The social determinants of health are the societal and economic circumstances that impact individual and group differences in health status. They are the health-promoting factors found in one’s living and working conditions. Those include requirements essential in the modern healthcare delivery model for achieving health equity, such as the distribution of income, wealth, influence, and power, rather than individual risk factors, wealth, energy, and prestige.
“Health equity” is rather vague and often made on moral grounds. Nonetheless, there seems to be a common consensus that Health equity is merely about all individuals having a reasonable opportunity to be as healthy as conceivable. That compels eliminating impediments to health. Health equity must eliminate poverty, discrimination, and their consequences.
Today We are inclined to scrutinize corporations’ equity by examining balance sheets and income statements. But such capability is overblown when it comes to our healthcare system.
The Biden Administration, too, has recently focused on “health equity.” The appeal to fairness is often made on moral grounds, challenging the nation to live up to its egalitarian objectives.
Biological and structural determinants define actual health and health equity. Structural determinants like political, legal, economic, and social norms and institutional processes also shape the distribution of power and resources. Those are defined by the conditions in which people are born, grow, live, work, play and age.
Actions such as discrimination, stereotyping, and prejudice often jeopardizes People’s living conditions. Discriminatory practices are usually embedded in institutional and systems processes, leading to under-represented groups in decision-making at all levels or underserved.
The moral arguments to promote health equity exist, but advancing progress toward health equity could elicit economic, national security, and other objectives. The premise is that social mobility, the opportunity to succeed with hard work, and the opportunity to achieve prosperity are fundamental in every society.
Studies demonstrate that worsening social, economic, and environmental factors affect health profoundly, compromising the opportunity for all. But then again, health equity cannot pertain only to health and exclusivity. It encompasses the more significant subject of impartiality in social provisions, including economic distributions, paying apt courtesy to the role of health in human survival and sovereignty.
Health equity is not just about the distribution of health, not to mention the even narrower focus on the distribution of healthcare. Indeed, health equity consideration has a vast stretch and bearing.
A significant recognition of health discrepancies began nearly two decades ago with two Surgeon General’s reports published in the early 2000s. It documented disparities in tobacco use and access to mental health care by race and ethnicity.
Despite its recognition and documentation and overall improvements in population health over time, disparities have persisted. In some cases, it has even widened. For instance, The Affordable Care Act’s expansions steered to vast gains in coverage across groups. Despite these gains, ethnic populations and low-income individuals in the US remained at increased risk of being uninsured, contributing to more significant barriers to accessing healthcare.

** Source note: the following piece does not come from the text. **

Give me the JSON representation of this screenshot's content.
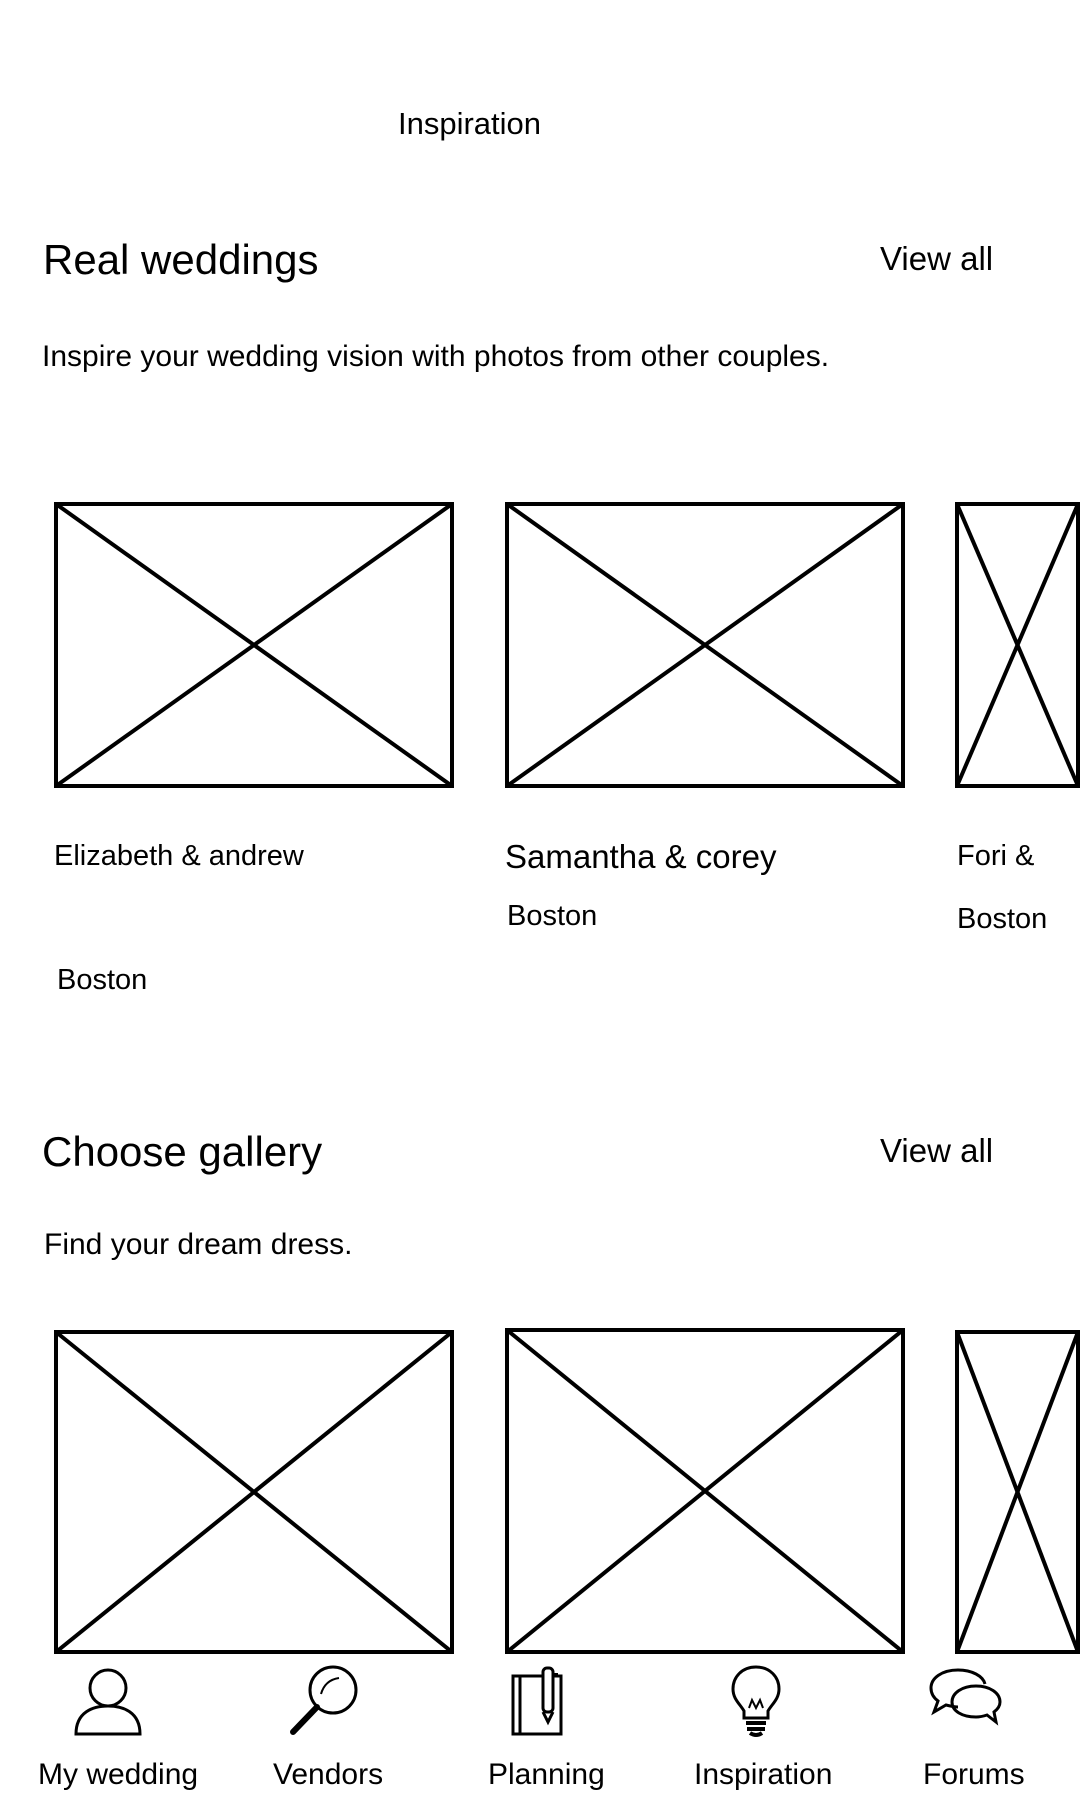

Some believe health equity must be a strategic priority. These organizations recognize that health equity must be a strategic prerogative and that their leadership teams must champion such a strategy. We will examine examples of specific organizations in the next section.
Others believe in achieving health equity; we must value everyone’s physical well-being equally. Nevertheless, that will make diligent efforts to stop needless discrimination in health outcomes and healthcare access. It will take correcting biases.
Reaching health Equity is an immense task that requires grassroots efforts at the individual, community, and national levels.
Then, Can we attain Health Equity?
While it is prudent to observe health equity as a humane deed, it would be unfair to endorse it equally as a business means. Today health equity capitalizes on corporate spreadsheets. Yet, the central issue is that not all have parallelly aligned strategic and tactical missions.
We all perceive the rhetoric often publicized through political slogans and philanthropic missions at every corner of the mass media. But none has been successful in creating health equity.
Equity is not about resources for a specific group of people that fit a particular profile. But it is about creating options and opportunities for everyone, irrespective of their profile. It is about creating a collaborative environment where everyone can collaborate and not collude.